#### Record excerpts
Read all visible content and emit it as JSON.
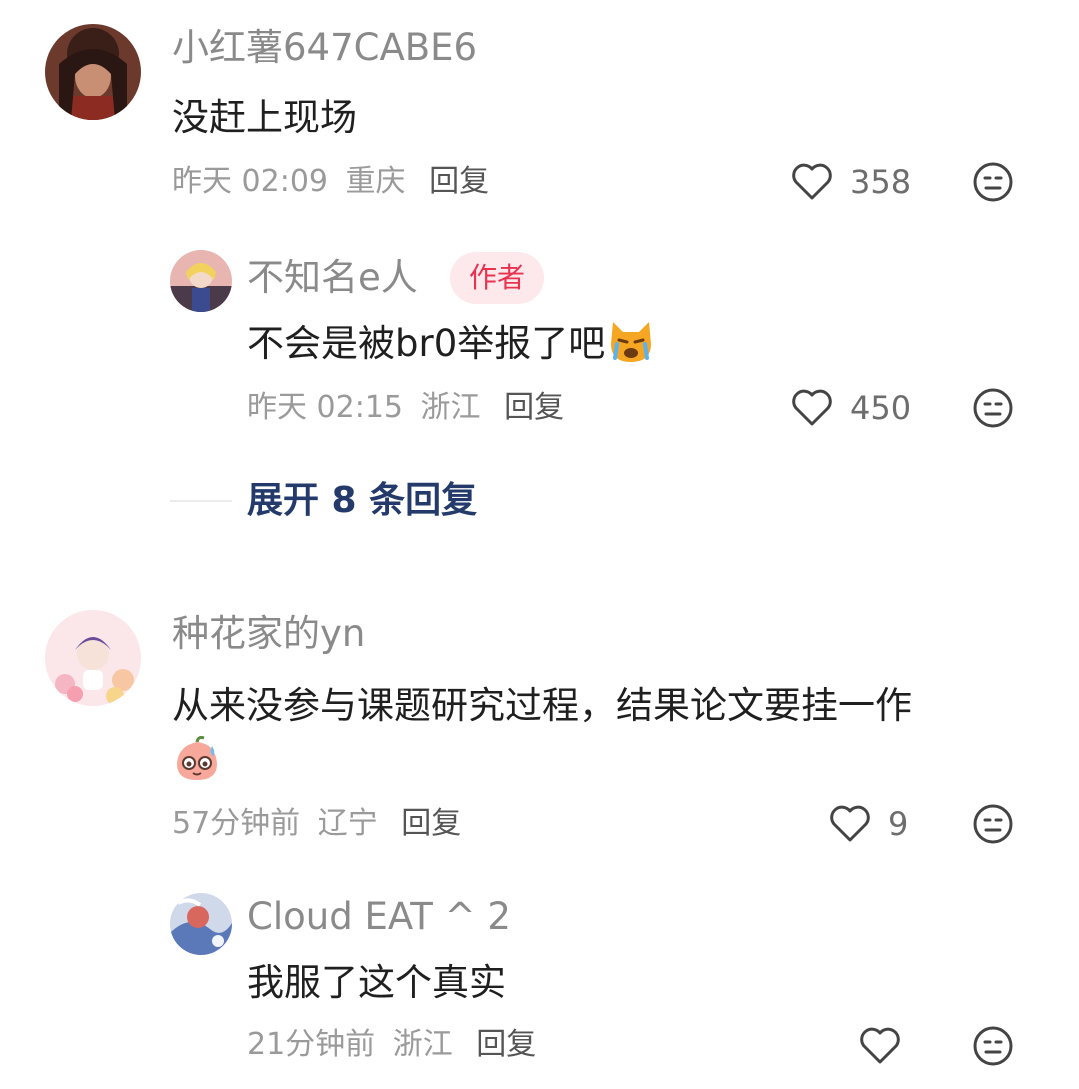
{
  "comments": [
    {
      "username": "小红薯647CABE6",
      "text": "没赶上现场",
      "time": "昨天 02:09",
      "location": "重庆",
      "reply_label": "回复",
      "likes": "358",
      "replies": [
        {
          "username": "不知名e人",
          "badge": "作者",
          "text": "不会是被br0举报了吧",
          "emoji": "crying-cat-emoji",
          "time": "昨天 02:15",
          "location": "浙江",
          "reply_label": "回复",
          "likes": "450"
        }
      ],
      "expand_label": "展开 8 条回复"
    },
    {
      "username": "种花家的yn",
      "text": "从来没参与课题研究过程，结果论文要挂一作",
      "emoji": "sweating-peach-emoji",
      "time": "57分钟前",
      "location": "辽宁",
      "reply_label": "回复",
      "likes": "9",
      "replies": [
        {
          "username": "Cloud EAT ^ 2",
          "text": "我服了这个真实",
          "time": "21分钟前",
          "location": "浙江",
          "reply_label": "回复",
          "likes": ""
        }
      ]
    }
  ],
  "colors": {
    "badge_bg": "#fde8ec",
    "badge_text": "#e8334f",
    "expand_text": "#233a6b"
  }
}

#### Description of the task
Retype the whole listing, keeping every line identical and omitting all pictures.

#### Your response
Read all visible content and emit it as JSON.
{
  "comments": [
    {
      "username": "小红薯647CABE6",
      "text": "没赶上现场",
      "time": "昨天 02:09",
      "location": "重庆",
      "reply_label": "回复",
      "likes": "358",
      "replies": [
        {
          "username": "不知名e人",
          "badge": "作者",
          "text": "不会是被br0举报了吧",
          "emoji": "crying-cat-emoji",
          "time": "昨天 02:15",
          "location": "浙江",
          "reply_label": "回复",
          "likes": "450"
        }
      ],
      "expand_label": "展开 8 条回复"
    },
    {
      "username": "种花家的yn",
      "text": "从来没参与课题研究过程，结果论文要挂一作",
      "emoji": "sweating-peach-emoji",
      "time": "57分钟前",
      "location": "辽宁",
      "reply_label": "回复",
      "likes": "9",
      "replies": [
        {
          "username": "Cloud EAT ^ 2",
          "text": "我服了这个真实",
          "time": "21分钟前",
          "location": "浙江",
          "reply_label": "回复",
          "likes": ""
        }
      ]
    }
  ],
  "colors": {
    "badge_bg": "#fde8ec",
    "badge_text": "#e8334f",
    "expand_text": "#233a6b"
  }
}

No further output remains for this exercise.